While I can see that the words "master" and "slave" evoke a time nobody likes to talk or think about today, we should not take them thoughlessly as insults. They are merely a fitting metaphor for the way the IDE bus (and any other bus using this terminology) works; they aren't absolutely meant as an insult.
And "primary" and "secondary" are longer, aren't a fitting metaphor as much as a description, and suck IMHO. -- l0ne aka EmanueleVulcano
Not exactly a Programming Terms, but what do you think about the terms `male plugs' and `female sockets' ?

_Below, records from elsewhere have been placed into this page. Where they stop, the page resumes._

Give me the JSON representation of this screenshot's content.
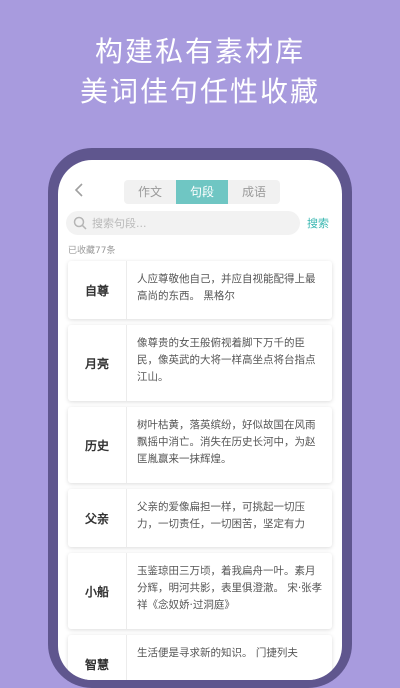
{
  "headline": {
    "line1": "构建私有素材库",
    "line2": "美词佳句任性收藏"
  },
  "tabs": [
    {
      "label": "作文",
      "active": false
    },
    {
      "label": "句段",
      "active": true
    },
    {
      "label": "成语",
      "active": false
    }
  ],
  "search": {
    "placeholder": "搜索句段...",
    "button": "搜索"
  },
  "count_text": "已收藏77条",
  "items": [
    {
      "word": "自尊",
      "text": "人应尊敬他自己，并应自视能配得上最高尚的东西。 黑格尔"
    },
    {
      "word": "月亮",
      "text": "像尊贵的女王般俯视着脚下万千的臣民，像英武的大将一样高坐点将台指点江山。"
    },
    {
      "word": "历史",
      "text": "树叶枯黄，落英缤纷，好似故国在风雨飘摇中消亡。消失在历史长河中，为赵匡胤赢来一抹辉煌。"
    },
    {
      "word": "父亲",
      "text": "父亲的爱像扁担一样，可挑起一切压力，一切责任，一切困苦，坚定有力"
    },
    {
      "word": "小船",
      "text": "玉鉴琼田三万顷，着我扁舟一叶。素月分辉，明河共影，表里俱澄澈。 宋·张孝祥《念奴娇·过洞庭》"
    },
    {
      "word": "智慧",
      "text": "生活便是寻求新的知识。 门捷列夫"
    }
  ],
  "colors": {
    "background": "#a89bde",
    "phone_frame": "#5f568e",
    "tab_active": "#6fc6c3",
    "search_button": "#39b7b1"
  },
  "icons": {
    "back": "chevron-left-icon",
    "search": "search-icon"
  }
}
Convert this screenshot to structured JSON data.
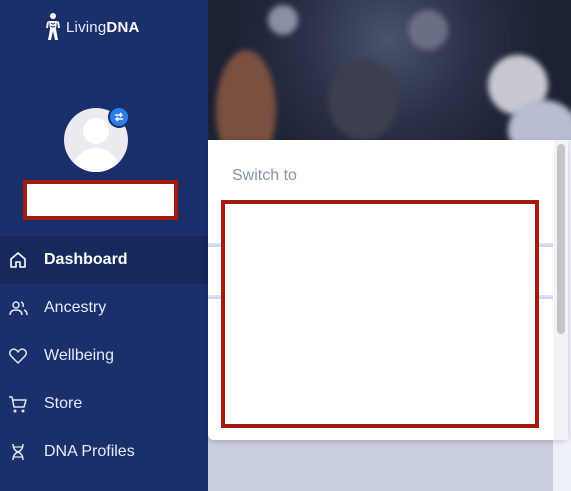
{
  "brand": {
    "logo_light": "Living",
    "logo_bold": "DNA"
  },
  "profile": {
    "name": ""
  },
  "nav": {
    "items": [
      {
        "label": "Dashboard",
        "icon": "home-icon",
        "active": true
      },
      {
        "label": "Ancestry",
        "icon": "people-icon",
        "active": false
      },
      {
        "label": "Wellbeing",
        "icon": "heart-icon",
        "active": false
      },
      {
        "label": "Store",
        "icon": "cart-icon",
        "active": false
      },
      {
        "label": "DNA Profiles",
        "icon": "dna-icon",
        "active": false
      }
    ]
  },
  "switcher": {
    "title": "Switch to",
    "profiles": []
  },
  "colors": {
    "sidebar": "#1b2f6b",
    "active_item": "#15295d",
    "accent": "#2b7cf0",
    "redaction": "#a21a10"
  }
}
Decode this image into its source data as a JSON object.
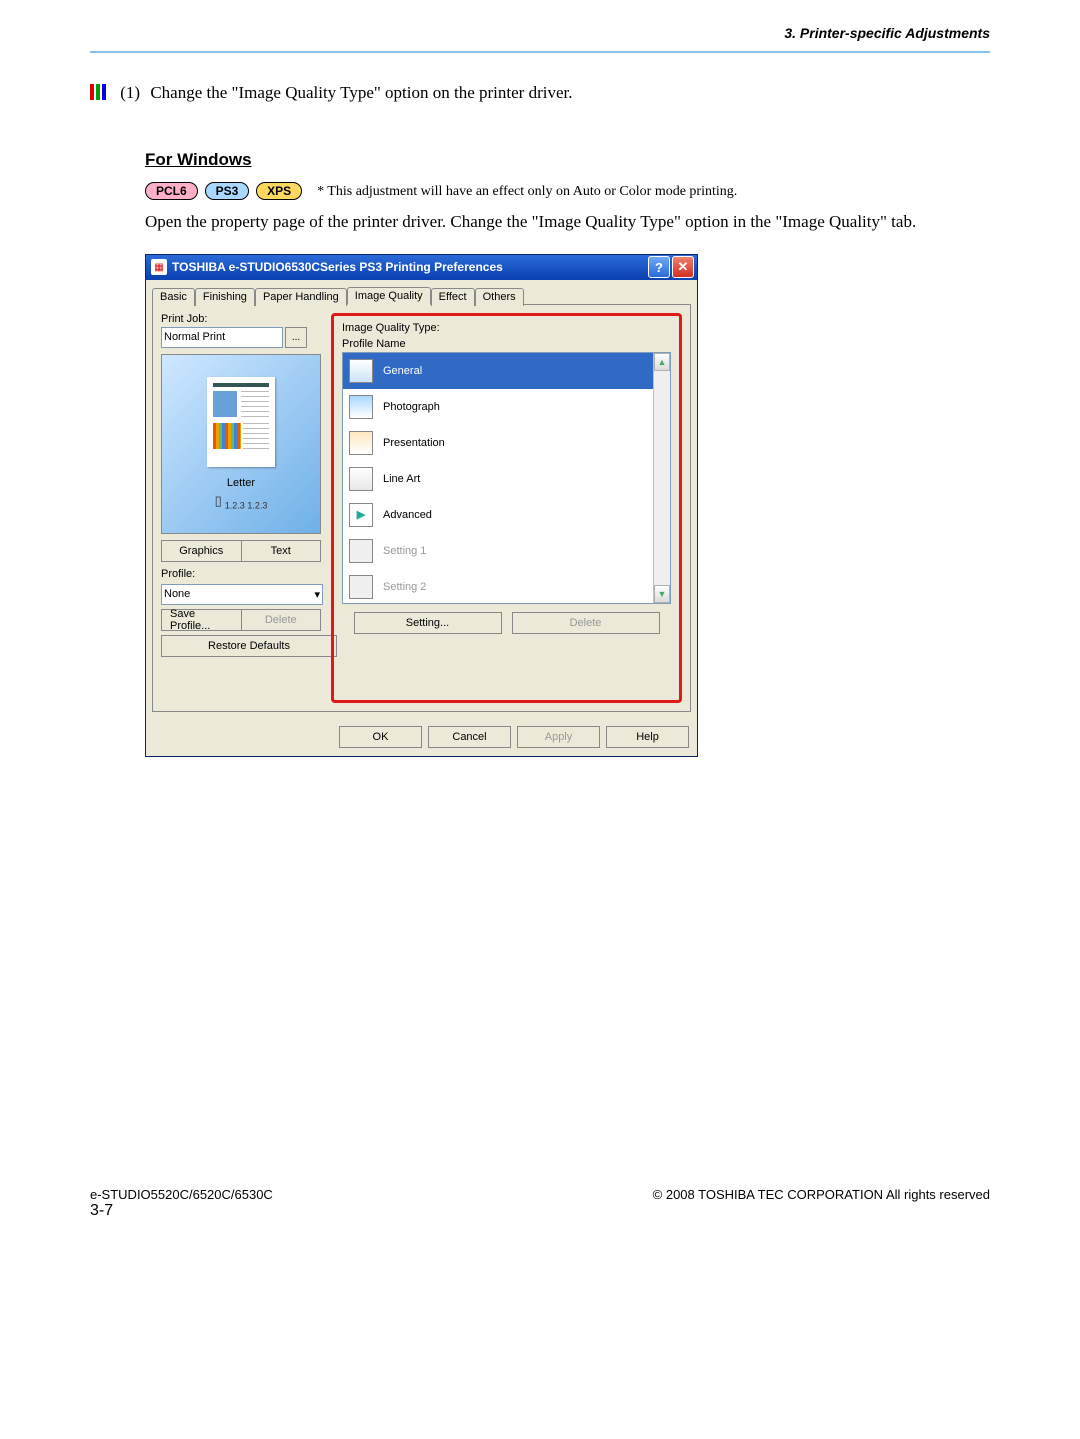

Oooh, or 'drivers' in general - I mean it might imply slave drivers or driving Miss Daisy ... We shall now call them 'hardware controller code' ... no, wait, 'controller' may offend people too ... d'oh!
They are hardware cooperational facilities, thank you very much.
Mmm, no, that may disenfranchise today's teens. We prefer 'equal-opportunity device directors'.
I think people who are easily offended by language have been "programmed" to be that way. We SHOULD feel sorry for them. I myself am highly offended by PL/1.
The PC (politically correct) bug has come back to bite us all, now that the blue-hairs are coming heavy on the censorship act. Free expression is under attack on both the right and left.
Why, some naive mathematical logician might even be offended by the expression "x = x - 1"
Speaking of 'offended', why does the postscript printer often say 'OFFENDING COMMANDS' and stop ?
Because the "commands" went "OFF" the "END" of the buffer? (rim shot) << if we switched to MediaWiki, could a sound file be attached there? that'd be worth it ;)